--- TASK PROMPT ---
Every line below containing the word "this" should be found and copied.

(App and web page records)
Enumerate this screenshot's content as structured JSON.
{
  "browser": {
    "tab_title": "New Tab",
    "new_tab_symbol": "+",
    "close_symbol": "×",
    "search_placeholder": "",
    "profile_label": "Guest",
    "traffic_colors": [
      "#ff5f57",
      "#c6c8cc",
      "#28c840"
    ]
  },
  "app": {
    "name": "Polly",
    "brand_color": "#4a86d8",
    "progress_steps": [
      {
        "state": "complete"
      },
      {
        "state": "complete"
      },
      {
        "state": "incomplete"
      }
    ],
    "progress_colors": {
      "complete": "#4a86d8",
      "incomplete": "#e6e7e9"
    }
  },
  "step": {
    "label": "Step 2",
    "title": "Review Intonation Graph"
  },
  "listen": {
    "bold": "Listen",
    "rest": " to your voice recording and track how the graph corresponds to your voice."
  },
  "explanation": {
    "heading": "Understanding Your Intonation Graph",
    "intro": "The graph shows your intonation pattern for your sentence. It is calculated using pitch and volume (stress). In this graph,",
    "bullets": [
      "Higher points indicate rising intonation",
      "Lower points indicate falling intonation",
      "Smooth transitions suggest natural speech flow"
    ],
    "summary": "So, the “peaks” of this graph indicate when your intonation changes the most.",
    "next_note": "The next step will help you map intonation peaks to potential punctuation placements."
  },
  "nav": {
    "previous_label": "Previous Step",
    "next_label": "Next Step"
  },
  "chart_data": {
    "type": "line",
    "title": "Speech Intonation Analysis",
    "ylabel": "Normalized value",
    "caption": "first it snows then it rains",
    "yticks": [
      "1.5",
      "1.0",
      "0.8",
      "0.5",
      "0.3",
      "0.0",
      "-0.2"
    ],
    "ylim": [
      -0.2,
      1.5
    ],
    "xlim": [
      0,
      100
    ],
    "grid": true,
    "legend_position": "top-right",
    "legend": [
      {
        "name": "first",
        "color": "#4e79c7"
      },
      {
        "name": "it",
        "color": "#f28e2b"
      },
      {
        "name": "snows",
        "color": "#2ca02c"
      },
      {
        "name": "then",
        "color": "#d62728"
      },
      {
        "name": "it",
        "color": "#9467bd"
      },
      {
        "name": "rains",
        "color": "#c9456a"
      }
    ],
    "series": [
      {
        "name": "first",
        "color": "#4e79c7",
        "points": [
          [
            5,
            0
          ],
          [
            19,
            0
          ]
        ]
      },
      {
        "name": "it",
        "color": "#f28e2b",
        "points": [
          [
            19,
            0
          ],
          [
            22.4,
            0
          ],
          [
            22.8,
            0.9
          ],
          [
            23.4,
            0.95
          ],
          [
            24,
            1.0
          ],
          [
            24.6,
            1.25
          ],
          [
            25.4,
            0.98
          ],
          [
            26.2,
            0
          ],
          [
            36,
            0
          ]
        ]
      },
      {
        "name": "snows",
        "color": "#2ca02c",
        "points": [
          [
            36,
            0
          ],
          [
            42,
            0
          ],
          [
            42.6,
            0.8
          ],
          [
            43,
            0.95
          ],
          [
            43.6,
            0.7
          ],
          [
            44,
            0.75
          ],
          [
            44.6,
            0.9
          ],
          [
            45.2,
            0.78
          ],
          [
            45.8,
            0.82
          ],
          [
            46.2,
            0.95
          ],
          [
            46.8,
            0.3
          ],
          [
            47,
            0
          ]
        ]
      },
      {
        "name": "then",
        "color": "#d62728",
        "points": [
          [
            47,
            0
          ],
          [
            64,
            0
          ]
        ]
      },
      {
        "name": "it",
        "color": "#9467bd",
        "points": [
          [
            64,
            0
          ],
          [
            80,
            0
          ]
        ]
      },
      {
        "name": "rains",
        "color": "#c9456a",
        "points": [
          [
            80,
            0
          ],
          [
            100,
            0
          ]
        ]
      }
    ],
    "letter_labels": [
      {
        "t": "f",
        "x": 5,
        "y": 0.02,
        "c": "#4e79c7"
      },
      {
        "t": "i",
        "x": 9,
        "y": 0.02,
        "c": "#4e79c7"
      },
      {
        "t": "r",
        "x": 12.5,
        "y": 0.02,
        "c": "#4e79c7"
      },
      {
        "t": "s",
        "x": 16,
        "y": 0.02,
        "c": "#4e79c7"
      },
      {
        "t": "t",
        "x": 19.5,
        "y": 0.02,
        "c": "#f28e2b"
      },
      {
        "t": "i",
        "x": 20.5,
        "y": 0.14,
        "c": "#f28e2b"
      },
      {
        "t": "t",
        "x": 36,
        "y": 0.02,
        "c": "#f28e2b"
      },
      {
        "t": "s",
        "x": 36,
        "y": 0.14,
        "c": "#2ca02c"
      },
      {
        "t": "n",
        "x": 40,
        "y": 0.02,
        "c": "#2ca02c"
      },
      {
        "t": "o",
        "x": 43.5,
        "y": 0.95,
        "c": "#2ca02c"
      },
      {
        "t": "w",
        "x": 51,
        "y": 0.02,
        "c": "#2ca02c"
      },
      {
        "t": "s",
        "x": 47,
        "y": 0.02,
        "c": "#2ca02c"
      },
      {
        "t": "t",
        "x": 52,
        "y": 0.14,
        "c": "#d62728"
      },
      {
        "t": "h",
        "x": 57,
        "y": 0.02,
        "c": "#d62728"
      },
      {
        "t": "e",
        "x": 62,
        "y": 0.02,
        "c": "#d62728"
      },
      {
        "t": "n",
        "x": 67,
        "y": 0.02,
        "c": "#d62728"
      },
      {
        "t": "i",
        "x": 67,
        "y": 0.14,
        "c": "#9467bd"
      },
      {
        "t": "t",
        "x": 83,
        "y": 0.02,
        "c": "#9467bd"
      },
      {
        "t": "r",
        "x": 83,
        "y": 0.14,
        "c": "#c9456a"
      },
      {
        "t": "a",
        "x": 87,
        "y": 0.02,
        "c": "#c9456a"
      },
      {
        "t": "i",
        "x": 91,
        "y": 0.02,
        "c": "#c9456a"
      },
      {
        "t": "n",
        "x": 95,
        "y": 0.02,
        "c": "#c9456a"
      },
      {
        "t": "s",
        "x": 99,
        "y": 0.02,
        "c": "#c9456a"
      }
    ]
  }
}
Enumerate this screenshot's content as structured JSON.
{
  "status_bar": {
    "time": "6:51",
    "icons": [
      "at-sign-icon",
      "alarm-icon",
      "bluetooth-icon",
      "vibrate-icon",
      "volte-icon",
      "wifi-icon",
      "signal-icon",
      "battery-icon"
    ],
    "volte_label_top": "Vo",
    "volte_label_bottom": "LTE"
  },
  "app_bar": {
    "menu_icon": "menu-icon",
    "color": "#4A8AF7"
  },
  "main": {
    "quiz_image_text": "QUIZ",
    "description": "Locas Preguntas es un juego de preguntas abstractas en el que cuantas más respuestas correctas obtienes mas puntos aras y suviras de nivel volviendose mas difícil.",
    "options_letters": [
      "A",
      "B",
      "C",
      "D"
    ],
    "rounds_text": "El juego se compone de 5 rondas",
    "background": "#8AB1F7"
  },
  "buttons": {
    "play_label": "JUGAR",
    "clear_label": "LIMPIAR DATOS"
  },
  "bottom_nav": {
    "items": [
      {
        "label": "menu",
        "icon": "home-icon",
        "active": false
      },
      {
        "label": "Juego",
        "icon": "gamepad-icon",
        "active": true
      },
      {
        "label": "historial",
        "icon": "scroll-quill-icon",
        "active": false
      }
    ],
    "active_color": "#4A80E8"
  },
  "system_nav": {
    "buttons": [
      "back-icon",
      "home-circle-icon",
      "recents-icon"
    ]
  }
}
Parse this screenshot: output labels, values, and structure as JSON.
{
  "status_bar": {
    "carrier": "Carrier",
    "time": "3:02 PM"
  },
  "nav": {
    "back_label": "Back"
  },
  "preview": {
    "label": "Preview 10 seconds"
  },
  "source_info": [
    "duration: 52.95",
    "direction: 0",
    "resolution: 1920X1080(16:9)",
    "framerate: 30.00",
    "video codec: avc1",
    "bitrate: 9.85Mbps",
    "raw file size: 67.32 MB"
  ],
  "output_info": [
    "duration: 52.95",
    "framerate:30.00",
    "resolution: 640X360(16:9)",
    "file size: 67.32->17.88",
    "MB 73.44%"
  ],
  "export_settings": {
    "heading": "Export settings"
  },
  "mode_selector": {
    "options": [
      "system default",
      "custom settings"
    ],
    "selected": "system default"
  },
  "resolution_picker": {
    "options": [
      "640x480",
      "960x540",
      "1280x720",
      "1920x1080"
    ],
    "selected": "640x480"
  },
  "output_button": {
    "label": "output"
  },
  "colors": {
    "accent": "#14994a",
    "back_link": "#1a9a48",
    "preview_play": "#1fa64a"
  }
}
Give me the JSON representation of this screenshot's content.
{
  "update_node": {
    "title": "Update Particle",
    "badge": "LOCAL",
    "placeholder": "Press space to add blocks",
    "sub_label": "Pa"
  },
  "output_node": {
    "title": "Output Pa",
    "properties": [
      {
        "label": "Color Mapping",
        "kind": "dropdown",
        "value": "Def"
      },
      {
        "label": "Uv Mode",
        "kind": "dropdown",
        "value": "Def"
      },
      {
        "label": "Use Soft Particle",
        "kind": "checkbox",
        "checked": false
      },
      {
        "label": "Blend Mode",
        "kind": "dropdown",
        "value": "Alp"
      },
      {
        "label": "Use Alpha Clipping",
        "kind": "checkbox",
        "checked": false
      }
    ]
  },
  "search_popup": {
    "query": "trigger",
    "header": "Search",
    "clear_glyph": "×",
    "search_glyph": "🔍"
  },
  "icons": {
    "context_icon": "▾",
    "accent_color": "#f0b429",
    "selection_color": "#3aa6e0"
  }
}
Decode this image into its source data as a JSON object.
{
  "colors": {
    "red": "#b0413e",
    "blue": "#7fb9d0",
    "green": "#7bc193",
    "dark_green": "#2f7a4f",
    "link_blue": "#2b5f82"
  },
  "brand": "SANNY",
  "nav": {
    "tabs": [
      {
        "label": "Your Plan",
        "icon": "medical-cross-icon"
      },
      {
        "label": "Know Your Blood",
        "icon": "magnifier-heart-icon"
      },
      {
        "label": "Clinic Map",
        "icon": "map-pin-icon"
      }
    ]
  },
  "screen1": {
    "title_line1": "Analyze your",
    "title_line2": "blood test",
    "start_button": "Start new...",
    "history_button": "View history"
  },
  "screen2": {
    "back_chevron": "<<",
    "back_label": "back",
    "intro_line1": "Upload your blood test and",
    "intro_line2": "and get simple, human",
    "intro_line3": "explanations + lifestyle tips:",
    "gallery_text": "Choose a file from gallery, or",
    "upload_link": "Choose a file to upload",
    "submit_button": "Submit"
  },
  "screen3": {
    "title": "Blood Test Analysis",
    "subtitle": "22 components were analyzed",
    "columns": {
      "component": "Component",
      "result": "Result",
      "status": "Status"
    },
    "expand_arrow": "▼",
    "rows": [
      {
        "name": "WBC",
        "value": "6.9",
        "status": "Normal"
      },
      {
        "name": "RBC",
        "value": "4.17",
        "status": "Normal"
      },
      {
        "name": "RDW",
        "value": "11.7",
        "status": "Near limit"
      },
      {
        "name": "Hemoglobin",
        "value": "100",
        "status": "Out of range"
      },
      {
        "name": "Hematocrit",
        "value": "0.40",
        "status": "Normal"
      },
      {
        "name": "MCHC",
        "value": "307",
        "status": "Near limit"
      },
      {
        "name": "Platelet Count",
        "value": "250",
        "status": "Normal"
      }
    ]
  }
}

--- TASK RESPONSE ---
Enumerate this screenshot's content as structured JSON.
    "intro": "The graph shows your intonation pattern for your sentence. It is calculated using pitch and volume (stress). In this graph,",
    "summary": "So, the “peaks” of this graph indicate when your intonation changes the most.",
Enumerate this screenshot's content as structured JSON.
Parse this screenshot: output labels, values, and structure as JSON.
Give me the JSON representation of this screenshot's content.
Decode this image into its source data as a JSON object.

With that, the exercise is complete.